Perhaps the list should include a general statement allowing a physician to decide e.g. “All Other neurologic disorders of  genetic, inflammatory, oncologic, metabolic, vascular and/ or idiopathic etiology”? 

Dr. Rotenberg 

Tuesday, September 10, 2019

Texas Medical Cannabis - Does Your illness Qualify? The DSHS will decide.

What are Incurable Neurodegenerative Diseases? 

The DSHS will decide if you or your loved one's illness is important enough to qualify for medical cannabis. DSHS will decide if the condition incurable enough or degenerative enough.  Wow. 

Contact your legislator and governor. JR

Here is a link to the proposed rule

Notice of Public Hearing - Implementation of House Bill 3703

Proposed New Rule Relating to Designating Incurable Neurodegenerative Diseases

The Department of State Health Services (DSHS) will hold a public hearing to accept public comments on the proposed new rules to implement House Bill 3703, relating to designating incurable neurodegenerative diseases.
The public hearing will be from 1:00 p.m. to 3:00 p.m. on September 11, 2019, in the Moreton Building, Room M-100, Department of State Health Services, 1100 West 49th Street, Austin, Texas 78756. If the time allotted does not accommodate the number of persons who register to speak on or before 3:00 p.m., DSHS will extend the public hearing to accommodate those registrants, however, that extension will only be until 5:00 p.m. on that date. 
The public hearing will be structured for the receipt of oral or written comments by interested persons. Individuals may present oral statements when called upon in order of registration. There will be no open discussion during the public hearing. Comment time for each individual will be determined by the total number of persons registered to speak in the time allotted.  If time permits, comments will be limited to 3 minutes per speaker but may be further limited by DSHS if more registrants need to be accommodated.

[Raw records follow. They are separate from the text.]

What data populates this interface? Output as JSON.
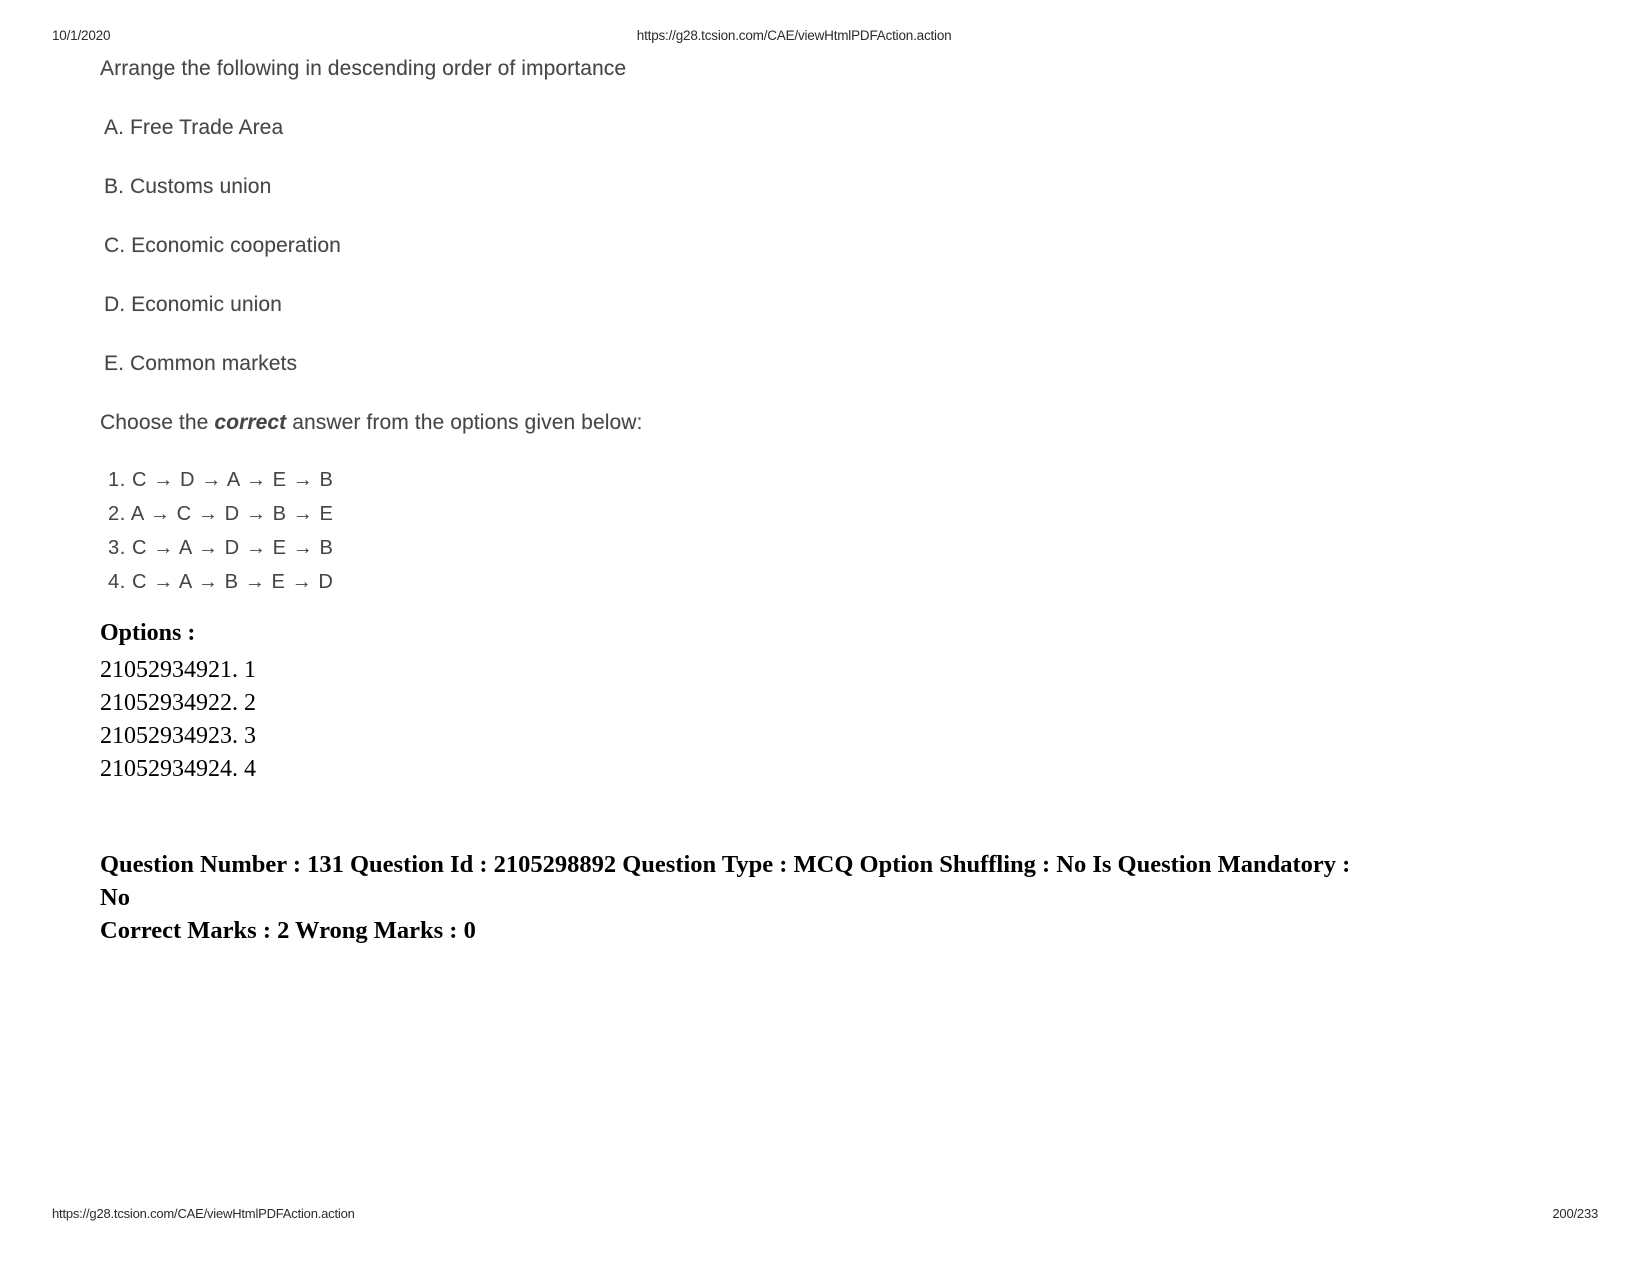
{
  "header": {
    "date": "10/1/2020",
    "url": "https://g28.tcsion.com/CAE/viewHtmlPDFAction.action"
  },
  "footer": {
    "url": "https://g28.tcsion.com/CAE/viewHtmlPDFAction.action",
    "page": "200/233"
  },
  "question": {
    "stem": "Arrange the following in descending order of importance",
    "items": [
      "A. Free Trade Area",
      "B. Customs union",
      "C. Economic cooperation",
      "D. Economic union",
      "E. Common markets"
    ],
    "choose_prefix": "Choose the ",
    "choose_emphasis": "correct",
    "choose_suffix": " answer from the options given below:",
    "sequences": [
      "1. C → D → A → E → B",
      "2. A → C → D → B → E",
      "3. C → A → D → E → B",
      "4. C → A → B → E → D"
    ]
  },
  "options": {
    "label": "Options :",
    "rows": [
      "21052934921. 1",
      "21052934922. 2",
      "21052934923. 3",
      "21052934924. 4"
    ]
  },
  "meta": {
    "line1": "Question Number : 131 Question Id : 2105298892 Question Type : MCQ Option Shuffling : No Is Question Mandatory : No",
    "line2": "Correct Marks : 2 Wrong Marks : 0"
  }
}
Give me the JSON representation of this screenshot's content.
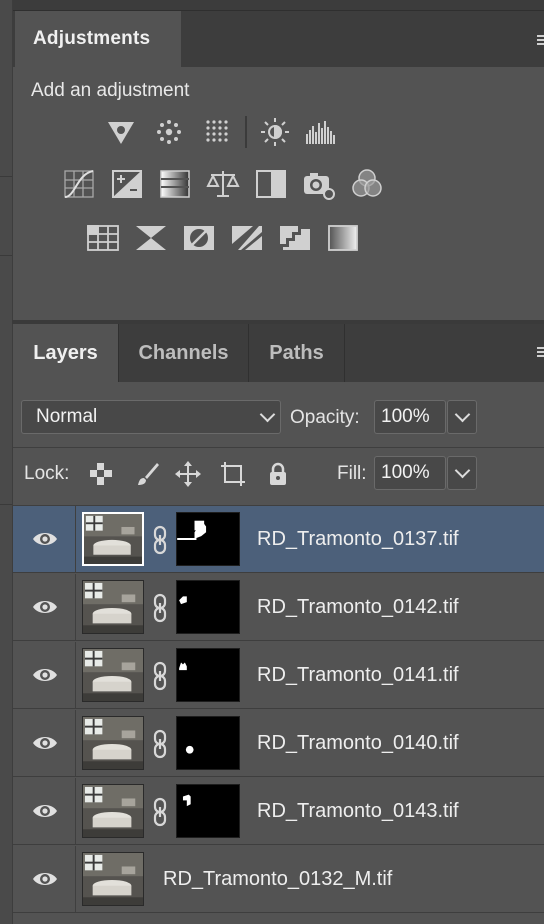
{
  "adjustments": {
    "tab_label": "Adjustments",
    "subtitle": "Add an adjustment",
    "row1": [
      "brightness-contrast-icon",
      "levels-dots-icon",
      "exposure-dots-icon",
      "vibrance-icon",
      "histogram-icon"
    ],
    "row2": [
      "curves-icon",
      "exposure-icon",
      "gradient-bars-icon",
      "color-balance-icon",
      "black-white-icon",
      "photo-filter-icon",
      "channel-mixer-icon"
    ],
    "row3": [
      "color-lookup-icon",
      "invert-icon",
      "posterize-icon",
      "threshold-icon",
      "selective-color-icon",
      "gradient-map-icon"
    ]
  },
  "layers_panel": {
    "tabs": [
      {
        "label": "Layers",
        "active": true
      },
      {
        "label": "Channels",
        "active": false
      },
      {
        "label": "Paths",
        "active": false
      }
    ],
    "blend_mode": "Normal",
    "opacity_label": "Opacity:",
    "opacity_value": "100%",
    "lock_label": "Lock:",
    "fill_label": "Fill:",
    "fill_value": "100%",
    "layers": [
      {
        "name": "RD_Tramonto_0137.tif",
        "selected": true,
        "has_mask": true
      },
      {
        "name": "RD_Tramonto_0142.tif",
        "selected": false,
        "has_mask": true
      },
      {
        "name": "RD_Tramonto_0141.tif",
        "selected": false,
        "has_mask": true
      },
      {
        "name": "RD_Tramonto_0140.tif",
        "selected": false,
        "has_mask": true
      },
      {
        "name": "RD_Tramonto_0143.tif",
        "selected": false,
        "has_mask": true
      },
      {
        "name": "RD_Tramonto_0132_M.tif",
        "selected": false,
        "has_mask": false
      }
    ]
  }
}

Saturday, September 07, 2019

Trans Cranial Electric Stimulation Tdcs Literature Library

Tdcs  involves the cortex and subcortical networks 

TDCS Article Library

 Often, patients ask me for the latest literature on transcranial direct stimulation.

 Here are links to my library of abstracts from PUBMED at the National Library of Medicine

 I update the site from time to time so please check back.

Dr Josh

Basics -

Ataxia - LINK to articles on TDCS and ataxia

Autism - LINK to articles on autism and TDCS TES

Brain Injury - LINK to Brain Injury

Cerebral Palsy - LINK to CP Articles

Monday, August 19, 2019

TransCranial Electrical Stimulation - tDCS tACS - What is it?

What is Transcranial Direct Current Stimulation (tDCS)?

Transcranial direct current stimulation (tDCS), is a non-invasive, painless brain stimulation treatment that uses direct electrical currents to stimulate specific parts of the brain.

The therapy works by delivering a low intensity electrical current to part of the brain responsible for abnormal pain sensation. This constant, low intensity current is passed through two electrodes placed over the head which modulates neuronal activity.
The treatment is not surgical and drug free. 
There are two types of stimulation with tDCS: anodal and cathodal stimulation. Anodal stimulation acts to excite neuronal activity while cathodal stimulation inhibits or reduces neuronal activity.

Is Transcranial Direct Current Stimulation (tDCS) Effective?

Recent studies support a therapeutic potential of tDCS in patients with:
  • Ataxia
  • Fibomyalgia
  • Dysautonomia
  • Brain injury
  • Disorders of Consciousness
  • Migraine
  • Dyslexia
  • Spasticity
  • Cerebral Palsy

Chronic neuropathic pain, Parkinson, stroke recovery, tinnitus (ringing in the ears), traumatic spinal cord injury, depression and other illnesses.
TES treatments are complementary - that is they are used after standard therapies have failed.
 tDCS devices have not been approved by the FDA for this application.
Although tDCS is still an evolving form of brain stimulation, it potentially has several advantages over other brain stimulation techniques. It is cheap, non-invasive, painless and safe. It is also easy to administer and the equipment is easily portable.